The paper chase
He also has an amusing, if occasionally inconvenient, penchant for seizing pieces of paper, including pleadings and memoranda, and racing around with them. We no longer leave important papers within Buns’ territory, but Dean likes to clip particularly appropriate ads and cartoons for him to carry about. I have also learned to immediately save any document in progress on my computer when he leaps into my lap, as this usually precedes a mad scramble over the computer keyboard. In general, though, Buns has adapted remarkably well to the office routine, and after a few exploratory adventures, he usually stretches out to sleep beside my chair or under Dean’s desk.
Unfortunately, Buns’ health has been precarious, and the poor creature has required treatment for fur mites, ear mites, malocclusion, and his eye infection. It makes me furious that a department store would mistreat and ruin an animal in this manner. I was told by the humane society personnel that many stores sell animals just to get customers to buy the more profitable pet equipment: cages, bedding, litter, food, and other accessories. To the store it really doesn’t matter if the animals live or die–they are just a “hook” to attract customers.
Finally, after months of veterinary visits, antibiotics, clipping and washing, Buns is in stable condition. At present he is active, fluffy, shiny, and healthy-looking. Whether he will ultimately survive his underlying infection and dental problems remains to be seen, but we are giving him a fighting chance.
The just cause
In the wild, animals must find a niche where they can survive, and it is no different with domesticated animals. If they fail to find a home where they are loved and cared for, the result is most often tragic neglect or abandonment. I hate to think of the many rabbits and other animals humane societies are unable to place, and of those others who aren’t even lucky enough to be spared a painful death following prolonged abuse and neglect.
The suffering of rabbits is particularly poignant because a rabbit is mute — it has little voice to cry out in pain and frustration. Perhaps this is why rabbits are favored as laboratory animals. However, as one author said in discussing the basic rights of animals, the question is not whether they can think, but whether they can suffer. Even a five-pound rabbit is a vital and responsive creature full of longing and curiosity. It repays care, respect, and a reasonable degree of freedom with its contentment and affection. Absent these basic necessities it can suffer immeasurably. I hope that all of us can discourage breeders and pet stores from producing unwanted animals and encourage all dealers in animals to ensure that humane treatment is a prerequisite to their custody, not a haphazard fringe benefit.
Despite all the work and expense involved in adopting Buns, he has paid us back a thousand times in the comfort, amusement, and affection he provides.

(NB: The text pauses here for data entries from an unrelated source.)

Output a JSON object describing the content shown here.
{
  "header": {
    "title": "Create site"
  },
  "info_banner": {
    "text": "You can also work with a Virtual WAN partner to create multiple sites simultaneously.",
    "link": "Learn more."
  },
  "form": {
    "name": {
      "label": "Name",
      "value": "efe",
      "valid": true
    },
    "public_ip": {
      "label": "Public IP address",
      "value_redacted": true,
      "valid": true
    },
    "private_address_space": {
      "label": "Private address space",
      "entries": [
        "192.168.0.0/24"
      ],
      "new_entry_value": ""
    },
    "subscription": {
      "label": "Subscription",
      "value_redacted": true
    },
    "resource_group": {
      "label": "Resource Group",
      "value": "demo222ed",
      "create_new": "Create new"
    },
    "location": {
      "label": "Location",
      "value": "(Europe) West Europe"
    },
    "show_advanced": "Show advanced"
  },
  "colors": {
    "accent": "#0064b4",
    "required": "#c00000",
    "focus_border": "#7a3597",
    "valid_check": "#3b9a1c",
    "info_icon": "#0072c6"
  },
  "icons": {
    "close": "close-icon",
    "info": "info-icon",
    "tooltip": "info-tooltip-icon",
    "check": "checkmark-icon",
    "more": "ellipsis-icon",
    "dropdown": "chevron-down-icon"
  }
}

He delights us as well as our visitors and clients.
This is one law office that will never be without a rabbit.
Elizabeth A. Karasik
House Rabbit Journal Volume III, Number 3, Summer/Fall 1994